An Historic Treat
In 1984 President Ronald Reagan declared July National Ice Cream month. He was the commander in chief who made it official, but executive office ice cream love is nothing new.
Thomas Jefferson is often incorrectly credited with bringing ice cream to the United States. The third president certainly served ice cream at the White House. And he was one of the first to record a recipe for the confection on American Soil. But ice creams similar to what we now eat were recorded in early 17th century cookbooks in both England and France. President Washington served ice creams—mostly likely in elaborate molds—at both the President’s House in Philadelphia and his estate at Mount Vernon.
The process then, as now, required churning a cream or custard mixture in an envelope of ice. Because crank-handle ice cream churn was not invented until much later, the process was cumbersome and the end product not as light or feathery as what we eat today. This video from Colonial Williamsburg foundation demonstrates the 18th century method of churning and molding ice cream.
Labor was only part of the reason why the privileged few enjoyed early ice creams. Ice was a rare commodity that came from ice houses which stored frozen blocks cut from rivers and streams in the winter. While Washington or Jefferson could afford such a delicacy the common man could not. That is until savvy African American caterer Augustus Jackson opened what is widely considered the first ice cream shop for the public in Philadelphia in the 19th century.
Ice Cream Savvy
Today ice cream is far from the simple frozen custard or cream-based confection that it once was. Now, Americans an enjoy ice cream, gelato, frozen yogurt, sorbet, sherbert, milkshakes and more.
Traditional ice cream continues to be cream or egg custard based. Ice creams not thickened with egg custard are often thickened with gelatins or vegetable thickeners. Frozen yogurt is just what the name implies—churned yogurt with flavorings. And these days vegan varieties made from coconut and almond milk are also available.
For many consumers, sorbet, sorbetto, and sherbert present a different confusion altogether. Are they or are they not the same thing? Sorbet and sorbetto are! Both come from fruit purees or fruit juices that are sweetened, frozen and churned. Sherbert however is similar but adds a dairy element to the mix.
Gelato is another confusing cold confection with it’s special freezer cases and serving paddles and it’s distinctions are more complex. Ice cream’s denser cousin is mostly made from whole milk, with less air whipped into it resulting in a creamier mouthfeel. Traditionally gelato is served at a lower temperature than ice cream. In Europe small stores will still make their gelato in small batches with all-natural flavors!
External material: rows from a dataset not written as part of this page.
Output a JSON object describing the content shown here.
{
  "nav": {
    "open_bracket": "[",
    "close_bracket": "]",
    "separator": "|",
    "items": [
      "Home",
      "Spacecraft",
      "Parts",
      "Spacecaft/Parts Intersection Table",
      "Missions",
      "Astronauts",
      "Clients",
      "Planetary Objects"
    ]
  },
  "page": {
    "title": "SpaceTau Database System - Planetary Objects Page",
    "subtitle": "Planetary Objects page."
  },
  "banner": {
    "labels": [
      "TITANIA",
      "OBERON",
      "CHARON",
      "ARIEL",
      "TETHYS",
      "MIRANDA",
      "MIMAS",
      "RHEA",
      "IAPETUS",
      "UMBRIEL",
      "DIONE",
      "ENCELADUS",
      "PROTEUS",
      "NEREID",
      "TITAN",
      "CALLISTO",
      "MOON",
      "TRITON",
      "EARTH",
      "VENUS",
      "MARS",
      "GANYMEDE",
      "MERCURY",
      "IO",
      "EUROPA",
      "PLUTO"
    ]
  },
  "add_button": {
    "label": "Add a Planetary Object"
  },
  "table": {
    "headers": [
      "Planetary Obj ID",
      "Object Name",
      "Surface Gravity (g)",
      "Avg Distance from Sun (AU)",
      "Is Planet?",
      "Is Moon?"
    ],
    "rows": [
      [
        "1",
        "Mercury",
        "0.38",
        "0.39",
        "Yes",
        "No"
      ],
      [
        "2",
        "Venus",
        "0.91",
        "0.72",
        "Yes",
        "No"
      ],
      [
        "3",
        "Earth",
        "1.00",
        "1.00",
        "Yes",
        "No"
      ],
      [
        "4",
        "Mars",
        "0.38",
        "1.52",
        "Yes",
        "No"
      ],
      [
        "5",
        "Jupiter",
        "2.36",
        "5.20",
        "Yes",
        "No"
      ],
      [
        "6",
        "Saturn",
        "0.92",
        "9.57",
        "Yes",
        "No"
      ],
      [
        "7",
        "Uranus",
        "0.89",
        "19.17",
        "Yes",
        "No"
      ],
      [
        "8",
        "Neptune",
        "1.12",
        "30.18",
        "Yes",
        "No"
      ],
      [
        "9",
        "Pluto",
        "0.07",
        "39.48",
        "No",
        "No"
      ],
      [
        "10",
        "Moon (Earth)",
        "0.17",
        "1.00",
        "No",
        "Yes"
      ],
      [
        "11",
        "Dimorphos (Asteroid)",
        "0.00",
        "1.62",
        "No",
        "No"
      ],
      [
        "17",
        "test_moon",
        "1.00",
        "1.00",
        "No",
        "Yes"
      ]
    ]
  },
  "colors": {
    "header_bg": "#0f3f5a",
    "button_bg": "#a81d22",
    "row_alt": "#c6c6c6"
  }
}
Do It Yourself
While cold treats like gelato are difficult to make at home because of the special temperature requirements, they are not impossible. If you have the right base recipe and the right equipment—most notably a compressor type home ice-cream maker that can freeze the base to the right consistency. However, it’s important to understand that once the churned gelato goes into a traditional freezer, its hallmark lower-temp creaminess could be lost.
A compressor type machine like that offered by Breville is the best of the bunch. It works equally well for all frozen desserts from sorbet to ice cream and frozen yogurt. Unfortunately there is no bowl to freeze such as in other tabletop models like those offered by Cuisinart (around $60) or the freezer bowl attachment for the Kitchen Aid Stand Mixer (around $100). But with all these machines you can make ice cream without long-term planning and have it ready within an hour! The more expensive models at nearly $400 are probably best reserved for hard core ice cream aficionados.
The freezer bowl model mentioned works fairly well. But it tends to produce a very soft end product that must be frozen for a good 4 to 6 hours before consumption. This is particularly true if you add mix-ins to the base which reduce the hardness of the final product.